* [Element data from apps and pages]:

☆ ☆ ☆ ☆

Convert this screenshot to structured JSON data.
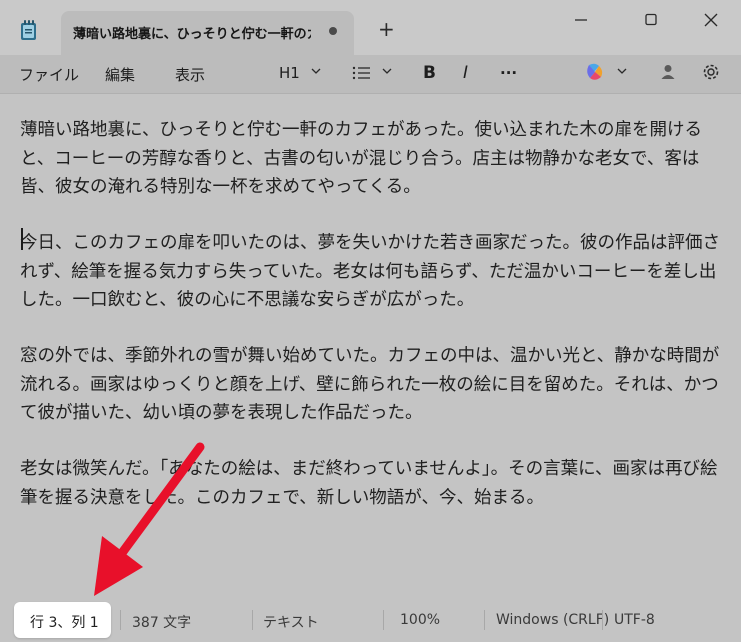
{
  "tab": {
    "title": "薄暗い路地裏に、ひっそりと佇む一軒のカ",
    "new_tab_label": "+"
  },
  "menu": {
    "file": "ファイル",
    "edit": "編集",
    "view": "表示"
  },
  "toolbar": {
    "heading": "H1",
    "bold": "B",
    "italic": "I",
    "more": "···"
  },
  "document": {
    "paragraphs": [
      "薄暗い路地裏に、ひっそりと佇む一軒のカフェがあった。使い込まれた木の扉を開けると、コーヒーの芳醇な香りと、古書の匂いが混じり合う。店主は物静かな老女で、客は皆、彼女の淹れる特別な一杯を求めてやってくる。",
      "今日、このカフェの扉を叩いたのは、夢を失いかけた若き画家だった。彼の作品は評価されず、絵筆を握る気力すら失っていた。老女は何も語らず、ただ温かいコーヒーを差し出した。一口飲むと、彼の心に不思議な安らぎが広がった。",
      "窓の外では、季節外れの雪が舞い始めていた。カフェの中は、温かい光と、静かな時間が流れる。画家はゆっくりと顔を上げ、壁に飾られた一枚の絵に目を留めた。それは、かつて彼が描いた、幼い頃の夢を表現した作品だった。",
      "老女は微笑んだ。「あなたの絵は、まだ終わっていませんよ」。その言葉に、画家は再び絵筆を握る決意をした。このカフェで、新しい物語が、今、始まる。"
    ]
  },
  "status": {
    "position": "行 3、列 1",
    "char_count": "387 文字",
    "format": "テキスト",
    "zoom": "100%",
    "line_ending": "Windows (CRLF)",
    "encoding": "UTF-8"
  },
  "colors": {
    "arrow": "#e8102a",
    "highlight": "#ffffff",
    "dim_background": "#c4c4c4"
  }
}
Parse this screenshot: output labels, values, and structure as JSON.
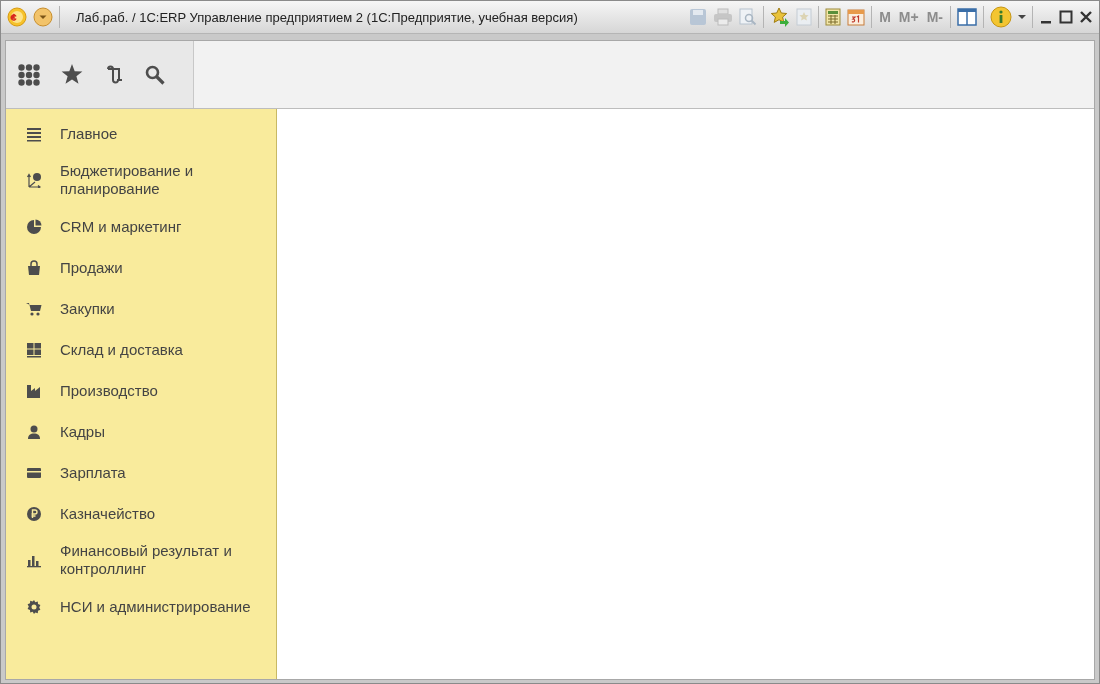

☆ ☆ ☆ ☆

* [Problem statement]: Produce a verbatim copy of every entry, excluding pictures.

* [Result of the task]:
Convert this screenshot to structured JSON data.
{
  "tab": {
    "title": "薄暗い路地裏に、ひっそりと佇む一軒のカ",
    "new_tab_label": "+"
  },
  "menu": {
    "file": "ファイル",
    "edit": "編集",
    "view": "表示"
  },
  "toolbar": {
    "heading": "H1",
    "bold": "B",
    "italic": "I",
    "more": "···"
  },
  "document": {
    "paragraphs": [
      "薄暗い路地裏に、ひっそりと佇む一軒のカフェがあった。使い込まれた木の扉を開けると、コーヒーの芳醇な香りと、古書の匂いが混じり合う。店主は物静かな老女で、客は皆、彼女の淹れる特別な一杯を求めてやってくる。",
      "今日、このカフェの扉を叩いたのは、夢を失いかけた若き画家だった。彼の作品は評価されず、絵筆を握る気力すら失っていた。老女は何も語らず、ただ温かいコーヒーを差し出した。一口飲むと、彼の心に不思議な安らぎが広がった。",
      "窓の外では、季節外れの雪が舞い始めていた。カフェの中は、温かい光と、静かな時間が流れる。画家はゆっくりと顔を上げ、壁に飾られた一枚の絵に目を留めた。それは、かつて彼が描いた、幼い頃の夢を表現した作品だった。",
      "老女は微笑んだ。「あなたの絵は、まだ終わっていませんよ」。その言葉に、画家は再び絵筆を握る決意をした。このカフェで、新しい物語が、今、始まる。"
    ]
  },
  "status": {
    "position": "行 3、列 1",
    "char_count": "387 文字",
    "format": "テキスト",
    "zoom": "100%",
    "line_ending": "Windows (CRLF)",
    "encoding": "UTF-8"
  },
  "colors": {
    "arrow": "#e8102a",
    "highlight": "#ffffff",
    "dim_background": "#c4c4c4"
  }
}
Parse this screenshot: output labels, values, and structure as JSON.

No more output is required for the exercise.